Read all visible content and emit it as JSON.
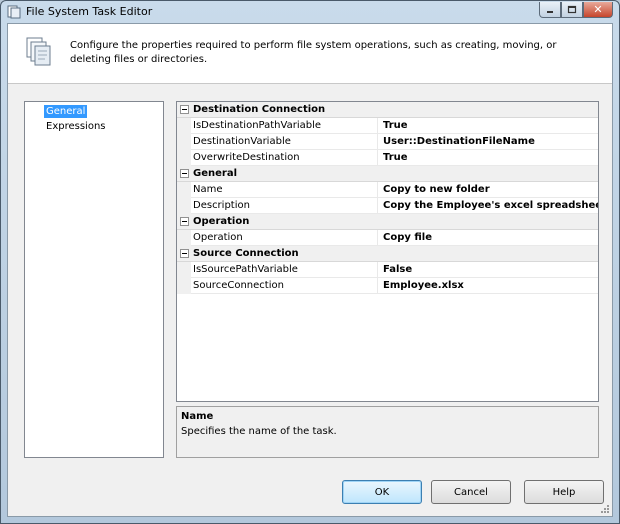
{
  "window": {
    "title": "File System Task Editor"
  },
  "header": {
    "description": "Configure the properties required to perform file system operations, such as creating, moving, or deleting files or directories."
  },
  "nav": {
    "items": [
      {
        "label": "General",
        "selected": true
      },
      {
        "label": "Expressions",
        "selected": false
      }
    ]
  },
  "grid": {
    "categories": [
      {
        "label": "Destination Connection",
        "properties": [
          {
            "name": "IsDestinationPathVariable",
            "value": "True"
          },
          {
            "name": "DestinationVariable",
            "value": "User::DestinationFileName"
          },
          {
            "name": "OverwriteDestination",
            "value": "True"
          }
        ]
      },
      {
        "label": "General",
        "properties": [
          {
            "name": "Name",
            "value": "Copy to new folder"
          },
          {
            "name": "Description",
            "value": "Copy the Employee's excel spreadsheet to d:\\D"
          }
        ]
      },
      {
        "label": "Operation",
        "properties": [
          {
            "name": "Operation",
            "value": "Copy file"
          }
        ]
      },
      {
        "label": "Source Connection",
        "properties": [
          {
            "name": "IsSourcePathVariable",
            "value": "False"
          },
          {
            "name": "SourceConnection",
            "value": "Employee.xlsx"
          }
        ]
      }
    ]
  },
  "help": {
    "title": "Name",
    "text": "Specifies the name of the task."
  },
  "buttons": {
    "ok": "OK",
    "cancel": "Cancel",
    "help": "Help"
  },
  "colors": {
    "selection": "#3399ff",
    "close_button": "#c6452c"
  }
}
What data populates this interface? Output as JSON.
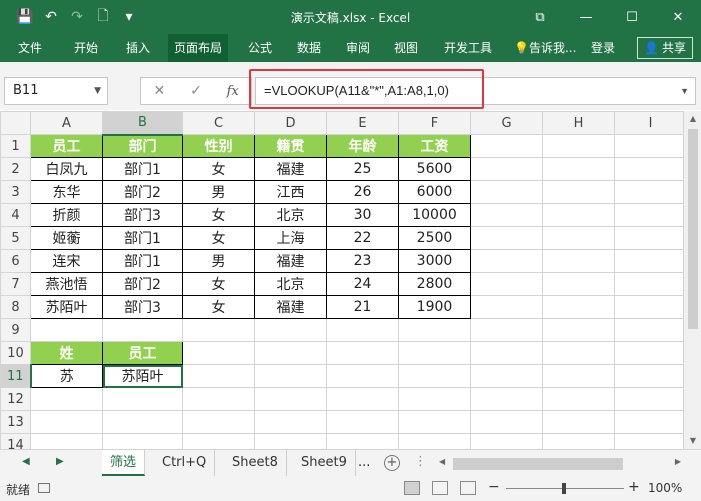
{
  "window": {
    "title": "演示文稿.xlsx - Excel",
    "qat": {
      "save": "💾",
      "undo": "↶",
      "redo": "↷",
      "new": "🗋",
      "customize": "▾"
    },
    "controls": {
      "ribbon_display": "⧉",
      "minimize": "—",
      "maximize": "☐",
      "close": "✕"
    }
  },
  "ribbon": {
    "tabs": [
      "文件",
      "开始",
      "插入",
      "页面布局",
      "公式",
      "数据",
      "审阅",
      "视图",
      "开发工具"
    ],
    "active_tab": "页面布局",
    "tellme": "告诉我...",
    "login": "登录",
    "share": "共享",
    "accent": "#217346"
  },
  "formula_bar": {
    "name_box": "B11",
    "formula": "=VLOOKUP(A11&\"*\",A1:A8,1,0)",
    "cancel": "✕",
    "enter": "✓",
    "fx": "fx"
  },
  "grid": {
    "columns": [
      "A",
      "B",
      "C",
      "D",
      "E",
      "F",
      "G",
      "H",
      "I"
    ],
    "rows": [
      "1",
      "2",
      "3",
      "4",
      "5",
      "6",
      "7",
      "8",
      "9",
      "10",
      "11",
      "12",
      "13",
      "14"
    ],
    "header_fill": "#92d050",
    "table1": {
      "headers": [
        "员工",
        "部门",
        "性别",
        "籍贯",
        "年龄",
        "工资"
      ],
      "rows": [
        [
          "白凤九",
          "部门1",
          "女",
          "福建",
          "25",
          "5600"
        ],
        [
          "东华",
          "部门2",
          "男",
          "江西",
          "26",
          "6000"
        ],
        [
          "折颜",
          "部门3",
          "女",
          "北京",
          "30",
          "10000"
        ],
        [
          "姬蘅",
          "部门1",
          "女",
          "上海",
          "22",
          "2500"
        ],
        [
          "连宋",
          "部门1",
          "男",
          "福建",
          "23",
          "3000"
        ],
        [
          "燕池悟",
          "部门2",
          "女",
          "北京",
          "24",
          "2800"
        ],
        [
          "苏陌叶",
          "部门3",
          "女",
          "福建",
          "21",
          "1900"
        ]
      ]
    },
    "table2": {
      "headers": [
        "姓",
        "员工"
      ],
      "row": [
        "苏",
        "苏陌叶"
      ]
    }
  },
  "sheets": {
    "tabs": [
      "筛选",
      "Ctrl+Q",
      "Sheet8",
      "Sheet9"
    ],
    "active": "筛选",
    "more": "...",
    "add": "+"
  },
  "status": {
    "ready": "就绪",
    "zoom": "100%",
    "zoom_minus": "−",
    "zoom_plus": "+"
  }
}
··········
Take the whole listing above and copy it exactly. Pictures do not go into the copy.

Exercise result →
Read all visible content and emit it as JSON.
{
  "window": {
    "title": "File System Task Editor"
  },
  "header": {
    "description": "Configure the properties required to perform file system operations, such as creating, moving, or deleting files or directories."
  },
  "nav": {
    "items": [
      {
        "label": "General",
        "selected": true
      },
      {
        "label": "Expressions",
        "selected": false
      }
    ]
  },
  "grid": {
    "categories": [
      {
        "label": "Destination Connection",
        "properties": [
          {
            "name": "IsDestinationPathVariable",
            "value": "True"
          },
          {
            "name": "DestinationVariable",
            "value": "User::DestinationFileName"
          },
          {
            "name": "OverwriteDestination",
            "value": "True"
          }
        ]
      },
      {
        "label": "General",
        "properties": [
          {
            "name": "Name",
            "value": "Copy to new folder"
          },
          {
            "name": "Description",
            "value": "Copy the Employee's excel spreadsheet to d:\\D"
          }
        ]
      },
      {
        "label": "Operation",
        "properties": [
          {
            "name": "Operation",
            "value": "Copy file"
          }
        ]
      },
      {
        "label": "Source Connection",
        "properties": [
          {
            "name": "IsSourcePathVariable",
            "value": "False"
          },
          {
            "name": "SourceConnection",
            "value": "Employee.xlsx"
          }
        ]
      }
    ]
  },
  "help": {
    "title": "Name",
    "text": "Specifies the name of the task."
  },
  "buttons": {
    "ok": "OK",
    "cancel": "Cancel",
    "help": "Help"
  },
  "colors": {
    "selection": "#3399ff",
    "close_button": "#c6452c"
  }
}
What data populates this interface? Output as JSON.
{
  "window": {
    "title": "演示文稿.xlsx - Excel",
    "qat": {
      "save": "💾",
      "undo": "↶",
      "redo": "↷",
      "new": "🗋",
      "customize": "▾"
    },
    "controls": {
      "ribbon_display": "⧉",
      "minimize": "—",
      "maximize": "☐",
      "close": "✕"
    }
  },
  "ribbon": {
    "tabs": [
      "文件",
      "开始",
      "插入",
      "页面布局",
      "公式",
      "数据",
      "审阅",
      "视图",
      "开发工具"
    ],
    "active_tab": "页面布局",
    "tellme": "告诉我...",
    "login": "登录",
    "share": "共享",
    "accent": "#217346"
  },
  "formula_bar": {
    "name_box": "B11",
    "formula": "=VLOOKUP(A11&\"*\",A1:A8,1,0)",
    "cancel": "✕",
    "enter": "✓",
    "fx": "fx"
  },
  "grid": {
    "columns": [
      "A",
      "B",
      "C",
      "D",
      "E",
      "F",
      "G",
      "H",
      "I"
    ],
    "rows": [
      "1",
      "2",
      "3",
      "4",
      "5",
      "6",
      "7",
      "8",
      "9",
      "10",
      "11",
      "12",
      "13",
      "14"
    ],
    "header_fill": "#92d050",
    "table1": {
      "headers": [
        "员工",
        "部门",
        "性别",
        "籍贯",
        "年龄",
        "工资"
      ],
      "rows": [
        [
          "白凤九",
          "部门1",
          "女",
          "福建",
          "25",
          "5600"
        ],
        [
          "东华",
          "部门2",
          "男",
          "江西",
          "26",
          "6000"
        ],
        [
          "折颜",
          "部门3",
          "女",
          "北京",
          "30",
          "10000"
        ],
        [
          "姬蘅",
          "部门1",
          "女",
          "上海",
          "22",
          "2500"
        ],
        [
          "连宋",
          "部门1",
          "男",
          "福建",
          "23",
          "3000"
        ],
        [
          "燕池悟",
          "部门2",
          "女",
          "北京",
          "24",
          "2800"
        ],
        [
          "苏陌叶",
          "部门3",
          "女",
          "福建",
          "21",
          "1900"
        ]
      ]
    },
    "table2": {
      "headers": [
        "姓",
        "员工"
      ],
      "row": [
        "苏",
        "苏陌叶"
      ]
    }
  },
  "sheets": {
    "tabs": [
      "筛选",
      "Ctrl+Q",
      "Sheet8",
      "Sheet9"
    ],
    "active": "筛选",
    "more": "...",
    "add": "+"
  },
  "status": {
    "ready": "就绪",
    "zoom": "100%",
    "zoom_minus": "−",
    "zoom_plus": "+"
  }
}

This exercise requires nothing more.